An African in Greenland.


p. 272, on staying in the earthen hut of Robert Mattaaz in Upernavik in the 1950s: Generally, the interiors of turf dwellings were covered with rough wooden paneling to strengthen the earth walls and ceilings…. But old Mattaaq had had an original idea: the four wooden walls of his house were lined all over with pages cut out from picture magazines—so many that you couldn’t see a scrap of wood behind them! A careless observer might have thought that these pages had been stuck on just anyhow, but far from it. In his own way, old Robert was a ‘bookworm’ whose favorite reading matter was restricted entirely to periodicals. Every week for many years now he had been getting hold of magazines dealing with ‘world affairs.’ And even now when he avoided going out as much as possible because of the curiosity his appearance aroused in the village—his wife, his daughter, his youngest son Niels, aged fifteen, and his two other married sons who also lived in Upernavik, continued to buy them for him. But therein lay the rub: these magazines, reviews and newspapers began to make such a clutter on the floor that one day old Rebekka suggested throwing them out the window. Alarmed, the old man began by sorting out this junkheap and pinning on the wall the articles he wanted to reread. And so—casually, almost unintentionally—a first layer of printed pages spread over the four walls, followed in time by a second layer, a third, and even a fourth layer. The ceiling, too high for Robert Mattaaq to reach—and where two sagging planks threatened to collapse at any time—was the only area unpapered.

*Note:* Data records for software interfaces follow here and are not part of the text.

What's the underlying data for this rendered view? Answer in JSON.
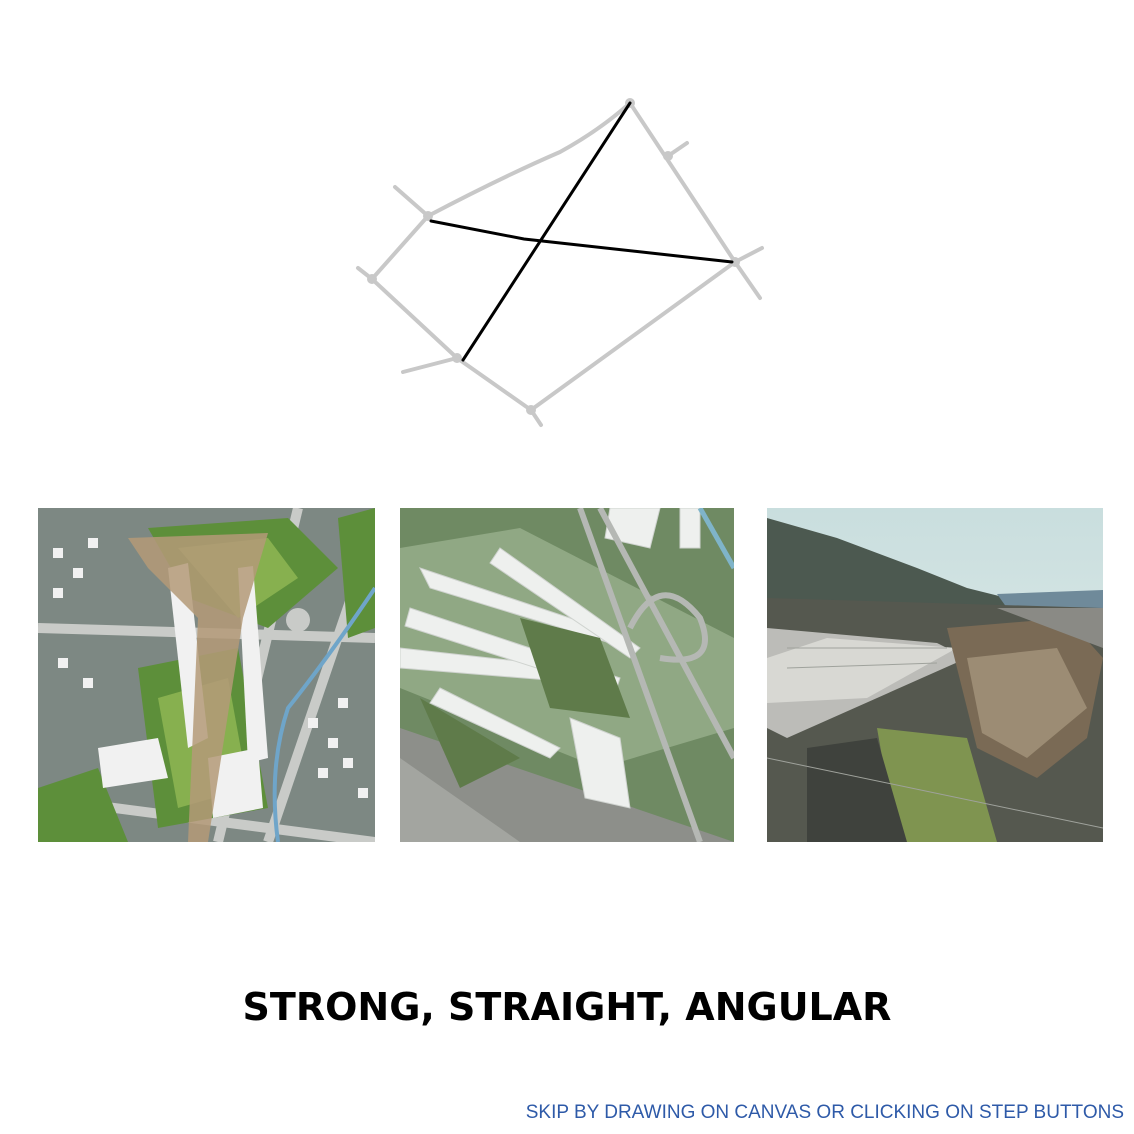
{
  "slide": {
    "headline": "STRONG, STRAIGHT, ANGULAR",
    "skip_link": "SKIP BY DRAWING ON CANVAS OR CLICKING ON STEP BUTTONS"
  },
  "colors": {
    "road_grey": "#c8c8c8",
    "axis_black": "#000000",
    "skip_link_blue": "#2e5aa8"
  },
  "images": [
    {
      "name": "masterplan-site-plan"
    },
    {
      "name": "masterplan-aerial-view"
    },
    {
      "name": "masterplan-perspective-render"
    }
  ]
}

The first pages dated from five years back and, as new pages had kept being added to the old ones, my host had great difficulty locating old articles or documents he needed [Pictures of Maataaq and his room, which he calls his ‘library’ are on the penultimate plate in the center of the book.]